‘User Experience in Libraries is an engaging combination of library UX theory and practice. Both those new to the subject and those with more experience will learn from it’ Aaron Schmidt, Principal, Influx Library User Experience
Table of Contents:
- Uncovering Complexity and Detail: The UX Proposition – Andy Priestner and Matt Borg
- Using Ethnographic Methods to Study Library Use – Bryony Ramsden
- Embracing an Ethnographic Agenda: Context, Collaboration and Complexity – Donna M. Lanclos
- Holistic UX: Harness Your Library’s Data Fetish to Solve the Right Problems – Matt Borg and Matthew Reidsma
- Applying Human-Centred Design to the Library Experience – Paul-Jervis Heath
- The Why, What and How of Using Ethnography for Designing User Experience in Libraries – Leah Emary
- Identifying the Barriers: Taskscapes and the Social Contexts of Library UX – Andrew D. Asher
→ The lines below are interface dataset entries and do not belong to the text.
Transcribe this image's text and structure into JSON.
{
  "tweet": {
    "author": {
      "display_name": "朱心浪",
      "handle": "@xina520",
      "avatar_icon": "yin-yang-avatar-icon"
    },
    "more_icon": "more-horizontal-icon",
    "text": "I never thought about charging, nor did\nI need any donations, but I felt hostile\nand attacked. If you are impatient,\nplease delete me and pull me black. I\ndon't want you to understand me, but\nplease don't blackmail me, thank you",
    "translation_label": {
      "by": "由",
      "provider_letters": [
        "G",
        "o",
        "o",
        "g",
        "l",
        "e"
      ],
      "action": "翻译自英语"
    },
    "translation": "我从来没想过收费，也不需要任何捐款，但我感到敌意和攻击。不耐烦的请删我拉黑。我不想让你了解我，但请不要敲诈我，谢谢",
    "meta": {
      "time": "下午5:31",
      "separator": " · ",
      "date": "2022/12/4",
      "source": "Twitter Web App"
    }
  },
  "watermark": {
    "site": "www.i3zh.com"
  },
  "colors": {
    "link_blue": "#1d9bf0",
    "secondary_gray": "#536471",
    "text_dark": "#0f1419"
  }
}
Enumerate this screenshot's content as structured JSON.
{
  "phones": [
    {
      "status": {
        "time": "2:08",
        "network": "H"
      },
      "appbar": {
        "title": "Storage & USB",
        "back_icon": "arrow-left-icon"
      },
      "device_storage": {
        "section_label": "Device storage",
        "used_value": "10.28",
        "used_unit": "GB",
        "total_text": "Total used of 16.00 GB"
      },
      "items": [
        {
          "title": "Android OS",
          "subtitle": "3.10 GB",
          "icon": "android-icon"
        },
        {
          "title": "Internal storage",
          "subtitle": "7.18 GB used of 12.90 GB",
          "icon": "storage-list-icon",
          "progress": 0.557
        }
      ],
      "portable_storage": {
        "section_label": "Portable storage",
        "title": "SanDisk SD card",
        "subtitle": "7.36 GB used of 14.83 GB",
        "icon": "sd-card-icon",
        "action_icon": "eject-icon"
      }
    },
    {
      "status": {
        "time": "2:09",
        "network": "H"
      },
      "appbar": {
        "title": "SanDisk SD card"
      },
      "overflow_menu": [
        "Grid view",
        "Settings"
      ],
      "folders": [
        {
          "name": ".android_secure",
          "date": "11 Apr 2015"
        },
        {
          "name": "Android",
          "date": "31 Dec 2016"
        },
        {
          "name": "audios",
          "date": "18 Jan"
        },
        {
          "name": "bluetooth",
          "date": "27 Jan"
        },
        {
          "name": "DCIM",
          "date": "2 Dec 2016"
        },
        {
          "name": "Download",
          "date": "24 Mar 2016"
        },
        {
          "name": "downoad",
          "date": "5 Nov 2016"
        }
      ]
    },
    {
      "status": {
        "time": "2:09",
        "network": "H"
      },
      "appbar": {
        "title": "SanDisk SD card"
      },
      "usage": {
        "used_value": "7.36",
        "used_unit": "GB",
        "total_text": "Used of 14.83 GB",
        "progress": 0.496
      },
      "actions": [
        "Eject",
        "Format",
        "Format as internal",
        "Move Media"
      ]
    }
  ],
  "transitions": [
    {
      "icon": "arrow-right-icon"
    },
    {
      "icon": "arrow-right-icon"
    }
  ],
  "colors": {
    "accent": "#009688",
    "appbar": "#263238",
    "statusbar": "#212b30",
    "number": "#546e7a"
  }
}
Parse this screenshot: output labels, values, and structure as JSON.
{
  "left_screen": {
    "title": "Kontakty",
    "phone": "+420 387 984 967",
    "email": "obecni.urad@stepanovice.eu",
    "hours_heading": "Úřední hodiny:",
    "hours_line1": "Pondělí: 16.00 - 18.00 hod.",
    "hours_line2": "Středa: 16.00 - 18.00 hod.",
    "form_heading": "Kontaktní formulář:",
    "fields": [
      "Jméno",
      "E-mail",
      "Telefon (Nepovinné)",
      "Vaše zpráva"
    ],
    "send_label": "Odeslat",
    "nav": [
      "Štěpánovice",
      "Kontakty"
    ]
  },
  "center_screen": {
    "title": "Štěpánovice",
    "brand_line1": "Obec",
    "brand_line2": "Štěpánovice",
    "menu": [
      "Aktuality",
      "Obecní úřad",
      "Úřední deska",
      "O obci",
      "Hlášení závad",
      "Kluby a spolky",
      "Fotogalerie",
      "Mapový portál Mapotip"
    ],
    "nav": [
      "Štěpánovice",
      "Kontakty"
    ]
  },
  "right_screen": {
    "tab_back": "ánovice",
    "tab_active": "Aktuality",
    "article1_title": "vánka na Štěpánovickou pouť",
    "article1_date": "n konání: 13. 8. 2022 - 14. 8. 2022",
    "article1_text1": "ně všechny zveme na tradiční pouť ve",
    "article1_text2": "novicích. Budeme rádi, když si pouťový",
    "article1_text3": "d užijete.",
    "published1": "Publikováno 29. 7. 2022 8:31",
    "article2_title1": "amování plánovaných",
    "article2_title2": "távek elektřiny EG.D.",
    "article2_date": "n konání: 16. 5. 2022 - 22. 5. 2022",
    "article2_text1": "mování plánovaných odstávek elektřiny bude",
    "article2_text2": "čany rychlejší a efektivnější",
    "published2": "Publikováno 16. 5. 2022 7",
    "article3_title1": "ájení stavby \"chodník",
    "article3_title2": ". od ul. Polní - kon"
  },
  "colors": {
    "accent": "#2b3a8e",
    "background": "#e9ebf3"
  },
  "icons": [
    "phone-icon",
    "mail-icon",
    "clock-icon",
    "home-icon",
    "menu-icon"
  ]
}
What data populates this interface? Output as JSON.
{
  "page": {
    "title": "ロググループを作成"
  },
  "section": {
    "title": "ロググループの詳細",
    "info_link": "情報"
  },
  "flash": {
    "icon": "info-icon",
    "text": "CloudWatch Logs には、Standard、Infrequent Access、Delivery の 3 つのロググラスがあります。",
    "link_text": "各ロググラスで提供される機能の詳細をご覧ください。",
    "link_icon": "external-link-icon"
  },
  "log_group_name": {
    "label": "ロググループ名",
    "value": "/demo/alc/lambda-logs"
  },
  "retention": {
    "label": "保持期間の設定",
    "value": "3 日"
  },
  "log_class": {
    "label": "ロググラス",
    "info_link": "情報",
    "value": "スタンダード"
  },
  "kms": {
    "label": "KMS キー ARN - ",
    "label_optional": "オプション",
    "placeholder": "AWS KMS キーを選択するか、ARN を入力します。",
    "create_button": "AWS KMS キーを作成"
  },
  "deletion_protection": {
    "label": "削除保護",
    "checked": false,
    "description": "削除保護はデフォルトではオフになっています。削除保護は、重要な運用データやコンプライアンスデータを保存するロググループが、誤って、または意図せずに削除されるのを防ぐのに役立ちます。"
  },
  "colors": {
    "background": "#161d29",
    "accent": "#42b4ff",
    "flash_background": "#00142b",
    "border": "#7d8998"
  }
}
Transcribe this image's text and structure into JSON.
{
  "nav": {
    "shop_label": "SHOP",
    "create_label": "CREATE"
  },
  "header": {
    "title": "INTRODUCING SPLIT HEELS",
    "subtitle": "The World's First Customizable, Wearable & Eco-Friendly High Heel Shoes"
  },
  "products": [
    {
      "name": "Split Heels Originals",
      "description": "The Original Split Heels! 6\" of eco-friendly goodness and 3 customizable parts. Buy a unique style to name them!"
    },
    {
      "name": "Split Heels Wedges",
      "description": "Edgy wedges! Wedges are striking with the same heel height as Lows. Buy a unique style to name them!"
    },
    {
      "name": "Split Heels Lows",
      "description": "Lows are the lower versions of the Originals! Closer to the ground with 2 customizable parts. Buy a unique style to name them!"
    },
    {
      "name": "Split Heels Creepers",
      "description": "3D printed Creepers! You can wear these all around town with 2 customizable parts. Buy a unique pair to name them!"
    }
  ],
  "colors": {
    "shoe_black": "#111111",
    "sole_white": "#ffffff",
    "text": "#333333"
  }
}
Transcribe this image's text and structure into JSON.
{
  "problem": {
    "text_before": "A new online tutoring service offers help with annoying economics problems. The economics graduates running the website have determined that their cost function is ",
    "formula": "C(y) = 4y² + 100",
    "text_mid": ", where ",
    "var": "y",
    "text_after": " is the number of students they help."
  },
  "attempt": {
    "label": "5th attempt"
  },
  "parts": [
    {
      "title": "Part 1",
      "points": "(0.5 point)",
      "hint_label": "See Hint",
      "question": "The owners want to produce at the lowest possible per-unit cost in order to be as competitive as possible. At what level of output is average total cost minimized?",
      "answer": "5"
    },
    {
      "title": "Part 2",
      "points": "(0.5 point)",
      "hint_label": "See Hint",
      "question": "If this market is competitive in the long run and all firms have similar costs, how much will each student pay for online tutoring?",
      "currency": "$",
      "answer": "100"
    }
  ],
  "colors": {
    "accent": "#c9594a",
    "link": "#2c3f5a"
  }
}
- Illuminating Study Spaces at Cambridge University with Spacefinder: a Case Study – Andy Priestner
- WhoHas?: A Pilot Study Exploring the Value of a Peer-to-Peer Sub-Lending Service – Helen Murphy
- User Experience Beyond Ramps: The Invisible Problem and the Special Case – Penny Andrews
- Changing the Dialogue: The story of the Alan Gilbert Learning Commons – Rosie Jones and Nicola Grayson
- Case Study: UX and a Small Academic Library – Margaret (Meg) Westbury
- Understanding Our Students and Ourselves: Transformative Library Instruction Through an Ethnographic Lens – Michael Courtney and Carrie Donovan
- What Makes An Informal Learning Space?: A Case Study from Sheffield Hallam University – Bea Turpin, Deborah Harrop, Edward Oyston, Maurice Teasdale, David Jenkin and John McNamara
- Spaces for Learning? Using Ethnographic Techniques: a Case Study from the University Library, Edge Hill University – Helen Jamieson
- Are You Sitting Comfortably …? – Elizabeth (Libby) Tilley
- UX in Libraries: Leaping the Chasm – Andy Priestner and Matt Borg